### What the exercise asks
Leave every picture behind and copy the rest of the entries below exactly.

### Dataset excerpts
#####

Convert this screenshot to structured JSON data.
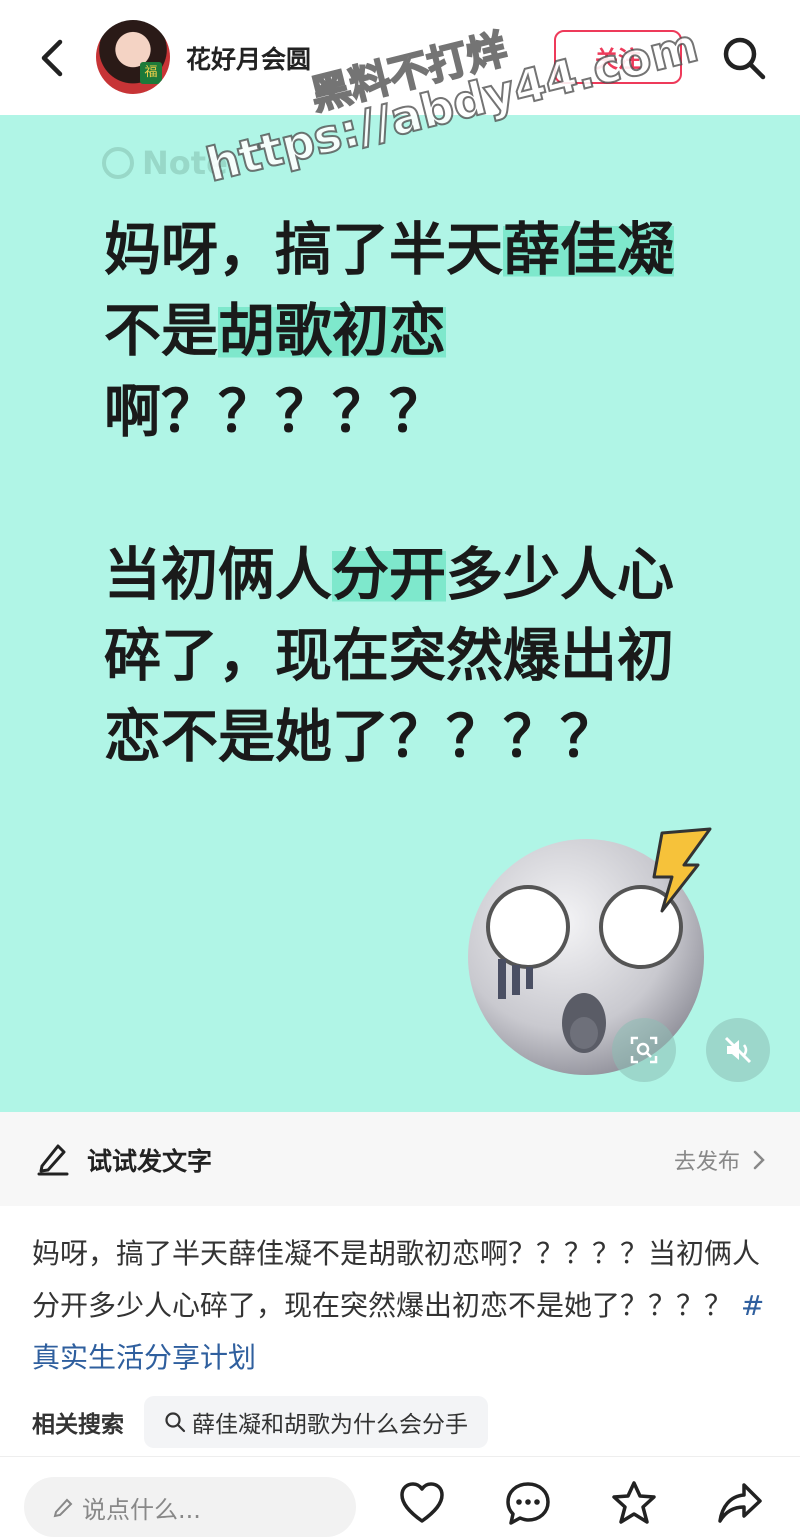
{
  "header": {
    "username": "花好月会圆",
    "follow_label": "关注"
  },
  "watermark": {
    "line1": "黑料不打烊",
    "line2": "https://abdy44.com"
  },
  "card": {
    "logo_text": "Note",
    "headline1": {
      "before": "妈呀，搞了半天",
      "hl1": "薛佳凝",
      "middle": "不是",
      "hl2": "胡歌初恋",
      "after": "啊？？？？？"
    },
    "headline2": {
      "before": "当初俩人",
      "hl": "分开",
      "after": "多少人心碎了，现在突然爆出初恋不是她了？？？？"
    },
    "background_color": "#b0f5e6",
    "highlight_color": "#7ee8cc"
  },
  "try_bar": {
    "label": "试试发文字",
    "publish_label": "去发布"
  },
  "post": {
    "text": "妈呀，搞了半天薛佳凝不是胡歌初恋啊？？？？？当初俩人分开多少人心碎了，现在突然爆出初恋不是她了？？？？ ",
    "hashtag": "#真实生活分享计划"
  },
  "related": {
    "label": "相关搜索",
    "query": "薛佳凝和胡歌为什么会分手"
  },
  "bottom_bar": {
    "comment_placeholder": "说点什么..."
  },
  "icons": [
    "back-arrow-icon",
    "search-icon",
    "scan-icon",
    "mute-icon",
    "pen-icon",
    "chevron-right-icon",
    "heart-icon",
    "comment-bubble-icon",
    "star-icon",
    "share-arrow-icon"
  ],
  "colors": {
    "accent": "#ee3a5a",
    "hashtag": "#2f5f9e"
  }
}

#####

### Solution to this problem
Convert this screenshot to structured JSON data.
{
  "header": {
    "username": "花好月会圆",
    "follow_label": "关注"
  },
  "watermark": {
    "line1": "黑料不打烊",
    "line2": "https://abdy44.com"
  },
  "card": {
    "logo_text": "Note",
    "headline1": {
      "before": "妈呀，搞了半天",
      "hl1": "薛佳凝",
      "middle": "不是",
      "hl2": "胡歌初恋",
      "after": "啊？？？？？"
    },
    "headline2": {
      "before": "当初俩人",
      "hl": "分开",
      "after": "多少人心碎了，现在突然爆出初恋不是她了？？？？"
    },
    "background_color": "#b0f5e6",
    "highlight_color": "#7ee8cc"
  },
  "try_bar": {
    "label": "试试发文字",
    "publish_label": "去发布"
  },
  "post": {
    "text": "妈呀，搞了半天薛佳凝不是胡歌初恋啊？？？？？当初俩人分开多少人心碎了，现在突然爆出初恋不是她了？？？？ ",
    "hashtag": "#真实生活分享计划"
  },
  "related": {
    "label": "相关搜索",
    "query": "薛佳凝和胡歌为什么会分手"
  },
  "bottom_bar": {
    "comment_placeholder": "说点什么..."
  },
  "icons": [
    "back-arrow-icon",
    "search-icon",
    "scan-icon",
    "mute-icon",
    "pen-icon",
    "chevron-right-icon",
    "heart-icon",
    "comment-bubble-icon",
    "star-icon",
    "share-arrow-icon"
  ],
  "colors": {
    "accent": "#ee3a5a",
    "hashtag": "#2f5f9e"
  }
}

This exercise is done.